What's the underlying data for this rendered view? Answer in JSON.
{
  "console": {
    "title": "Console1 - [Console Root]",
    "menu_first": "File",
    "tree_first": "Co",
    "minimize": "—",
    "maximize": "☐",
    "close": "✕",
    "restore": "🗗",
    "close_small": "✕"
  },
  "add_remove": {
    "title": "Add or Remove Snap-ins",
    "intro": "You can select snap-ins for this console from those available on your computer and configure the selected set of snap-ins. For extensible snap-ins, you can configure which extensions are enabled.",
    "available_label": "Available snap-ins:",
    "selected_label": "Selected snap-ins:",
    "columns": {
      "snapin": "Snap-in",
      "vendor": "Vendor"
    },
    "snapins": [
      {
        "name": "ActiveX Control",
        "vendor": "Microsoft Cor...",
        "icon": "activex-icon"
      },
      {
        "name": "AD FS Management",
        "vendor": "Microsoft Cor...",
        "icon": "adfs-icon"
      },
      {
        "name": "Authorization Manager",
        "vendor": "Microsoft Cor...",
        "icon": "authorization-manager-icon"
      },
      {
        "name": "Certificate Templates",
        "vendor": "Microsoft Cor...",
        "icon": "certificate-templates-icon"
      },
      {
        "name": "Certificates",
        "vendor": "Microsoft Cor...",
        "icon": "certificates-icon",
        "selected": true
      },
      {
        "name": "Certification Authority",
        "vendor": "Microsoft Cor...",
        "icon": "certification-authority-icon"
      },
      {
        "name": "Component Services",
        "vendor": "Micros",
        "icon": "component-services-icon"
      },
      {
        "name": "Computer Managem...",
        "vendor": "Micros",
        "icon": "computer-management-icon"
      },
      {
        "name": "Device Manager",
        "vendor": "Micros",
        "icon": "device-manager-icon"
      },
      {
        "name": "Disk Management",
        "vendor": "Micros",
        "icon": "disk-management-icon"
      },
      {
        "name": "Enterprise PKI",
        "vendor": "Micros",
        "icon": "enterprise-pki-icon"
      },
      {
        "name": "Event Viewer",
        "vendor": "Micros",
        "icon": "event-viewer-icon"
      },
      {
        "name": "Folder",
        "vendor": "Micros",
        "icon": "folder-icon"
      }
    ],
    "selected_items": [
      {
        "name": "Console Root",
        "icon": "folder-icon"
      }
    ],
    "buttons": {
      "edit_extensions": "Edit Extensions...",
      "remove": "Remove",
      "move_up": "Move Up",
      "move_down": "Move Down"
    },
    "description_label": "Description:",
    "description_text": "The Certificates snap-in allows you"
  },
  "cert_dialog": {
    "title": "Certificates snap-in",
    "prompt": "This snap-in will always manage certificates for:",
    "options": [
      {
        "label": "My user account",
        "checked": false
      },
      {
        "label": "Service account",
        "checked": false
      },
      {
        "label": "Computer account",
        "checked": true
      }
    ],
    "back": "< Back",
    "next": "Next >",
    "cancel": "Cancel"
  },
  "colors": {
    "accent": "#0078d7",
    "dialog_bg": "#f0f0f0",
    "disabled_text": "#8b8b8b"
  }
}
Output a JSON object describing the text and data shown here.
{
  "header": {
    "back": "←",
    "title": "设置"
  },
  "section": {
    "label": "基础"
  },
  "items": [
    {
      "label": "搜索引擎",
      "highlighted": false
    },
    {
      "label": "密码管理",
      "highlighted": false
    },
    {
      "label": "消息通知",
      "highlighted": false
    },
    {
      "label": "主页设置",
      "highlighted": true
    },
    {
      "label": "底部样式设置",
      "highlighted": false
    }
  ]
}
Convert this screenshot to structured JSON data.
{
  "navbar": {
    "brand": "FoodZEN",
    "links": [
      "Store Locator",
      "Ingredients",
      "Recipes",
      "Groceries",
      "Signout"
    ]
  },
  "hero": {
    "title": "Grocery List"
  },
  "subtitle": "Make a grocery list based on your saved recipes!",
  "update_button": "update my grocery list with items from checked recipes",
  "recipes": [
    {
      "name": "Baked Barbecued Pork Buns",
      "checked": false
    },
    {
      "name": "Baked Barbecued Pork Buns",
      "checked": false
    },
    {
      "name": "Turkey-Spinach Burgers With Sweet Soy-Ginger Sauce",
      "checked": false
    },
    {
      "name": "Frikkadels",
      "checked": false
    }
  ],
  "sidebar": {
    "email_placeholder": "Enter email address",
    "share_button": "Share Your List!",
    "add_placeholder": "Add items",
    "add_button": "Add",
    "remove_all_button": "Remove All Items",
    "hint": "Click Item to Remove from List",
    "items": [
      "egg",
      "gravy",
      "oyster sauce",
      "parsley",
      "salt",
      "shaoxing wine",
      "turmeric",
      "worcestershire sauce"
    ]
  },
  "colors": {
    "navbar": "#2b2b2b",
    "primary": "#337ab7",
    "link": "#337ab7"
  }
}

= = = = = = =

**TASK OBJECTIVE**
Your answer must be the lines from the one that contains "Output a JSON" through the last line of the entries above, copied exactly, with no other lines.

**SOLUTION TO THE PROBLEM**
Output a JSON object describing the text and data shown here.
{
  "header": {
    "back": "←",
    "title": "设置"
  },
  "section": {
    "label": "基础"
  },
  "items": [
    {
      "label": "搜索引擎",
      "highlighted": false
    },
    {
      "label": "密码管理",
      "highlighted": false
    },
    {
      "label": "消息通知",
      "highlighted": false
    },
    {
      "label": "主页设置",
      "highlighted": true
    },
    {
      "label": "底部样式设置",
      "highlighted": false
    }
  ]
}
Convert this screenshot to structured JSON data.
{
  "navbar": {
    "brand": "FoodZEN",
    "links": [
      "Store Locator",
      "Ingredients",
      "Recipes",
      "Groceries",
      "Signout"
    ]
  },
  "hero": {
    "title": "Grocery List"
  },
  "subtitle": "Make a grocery list based on your saved recipes!",
  "update_button": "update my grocery list with items from checked recipes",
  "recipes": [
    {
      "name": "Baked Barbecued Pork Buns",
      "checked": false
    },
    {
      "name": "Baked Barbecued Pork Buns",
      "checked": false
    },
    {
      "name": "Turkey-Spinach Burgers With Sweet Soy-Ginger Sauce",
      "checked": false
    },
    {
      "name": "Frikkadels",
      "checked": false
    }
  ],
  "sidebar": {
    "email_placeholder": "Enter email address",
    "share_button": "Share Your List!",
    "add_placeholder": "Add items",
    "add_button": "Add",
    "remove_all_button": "Remove All Items",
    "hint": "Click Item to Remove from List",
    "items": [
      "egg",
      "gravy",
      "oyster sauce",
      "parsley",
      "salt",
      "shaoxing wine",
      "turmeric",
      "worcestershire sauce"
    ]
  },
  "colors": {
    "navbar": "#2b2b2b",
    "primary": "#337ab7",
    "link": "#337ab7"
  }
}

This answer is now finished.